Meanwhile in the barn, your equine is suffering. Not from the bites, or the stings, or even the heat, oh no, something totally over looked by human companions (as far as this rider has ever heard or seen).
Here is a Hint:
What ailment and discomfort are you totally overlooking? You, who put your equines needs before your own? Who sends half your paycheck to SmartPak, and the other half to a top notch boarding facility?
Well, let me tell you: SEASONAL TAIL FATIGUE!!! (I coined the term.)
If your horse has a tail, and I bet it does, even if it is not the heavy, thick variety, I bet that horse gets some rear end soreness this time a year. I know Pippi does. But then again, did you take a look at that tail? It weighs a ton!!
Even from a distance like this, you can see that we have a lot of junk in that trunk.
So imagine......all winter she stands around, tail hanging like a useless appendage, unless a super cute, short and fat pony gelding comes around that is. (Pippi is a Chubby Chaser!)
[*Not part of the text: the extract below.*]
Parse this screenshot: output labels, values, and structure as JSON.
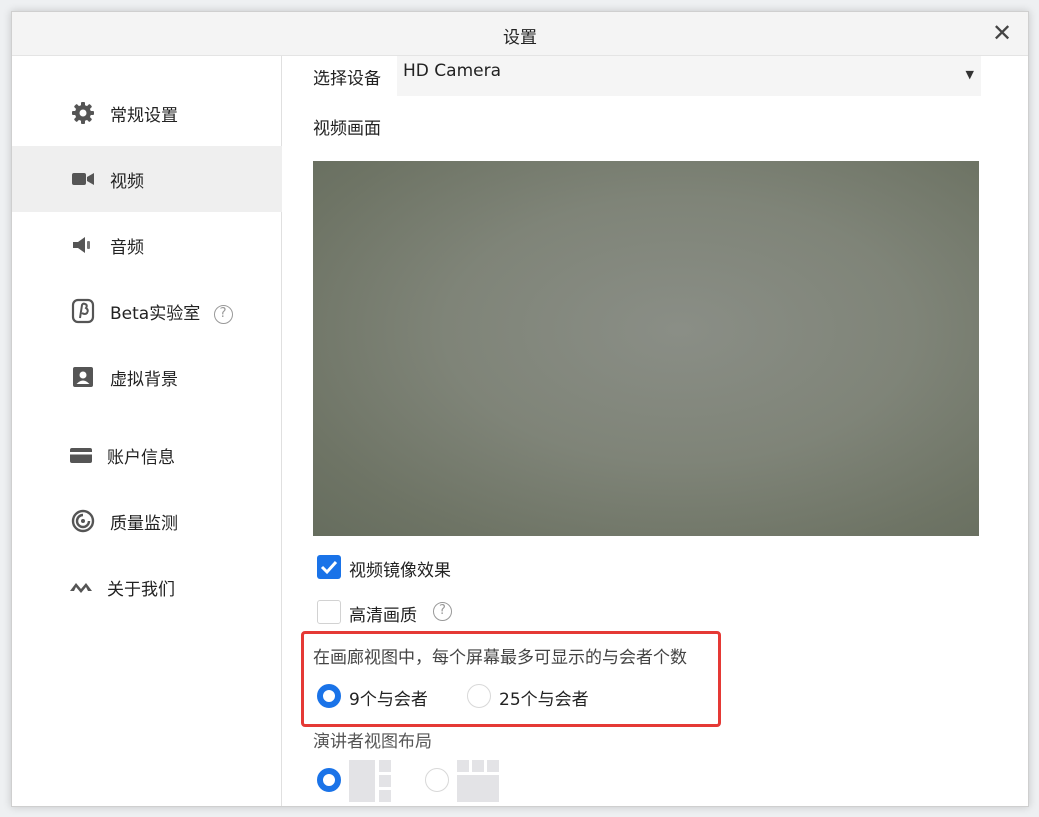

Then Spring comes, and then in early summer the flies start to swarm. And the tail goes to work, relentlessly swinging and swooshing attempting to ward off the attacks. It is completely ruled by instinct, but with each swoosh the muscles that make it happen groan. Especially for those who are endowed with a thick, flowy tail, but even for those with a scragglier rear. Its got to get sore.
I can tell that it does for Pippi. She carries her tail bone a bit lifted, and her rump is just stiff and movements are just not as smooth. So what do I do? Massage!! I rub that rump! (There is a rapsong in that line.) I gently gather the hair in my hand, and pull on the tail, bending slightly to each side. I lift the hind legs and stretch them forward, and a massage that entire rump. Pippi seems to enjoy a deep tissue massage using the heel of my hand. Really get in there, rub the entire area surrounding the tail.
Make sure you keep an eye on your horse, and make sure they actually like what you are doing. Pippi will sidestep when I get to a particularly sore spot, and that tells me to soften a bit. I also use my thumbs and press them into two spots of the muscles. This forces the muscle to contract, which breaks up the Lactic Acid, and flushes it out of the muscle. You should feel the muscle contract, release pressure when it stops shaking under our thumb. With Pippi this often accompanies a deep sigh.
WARNING: be careful with muscle ointments this time of year, as the sun might cause them to burn. Only use when you are sure the horse will be inside, and rinse off before horse enters the open sun.
I hope this post helps a few sore tails out there, and that we may help our equines suffering from Seasonal Tail Fatigue. (Clever name huh? Just remember, I coined that phrase!! )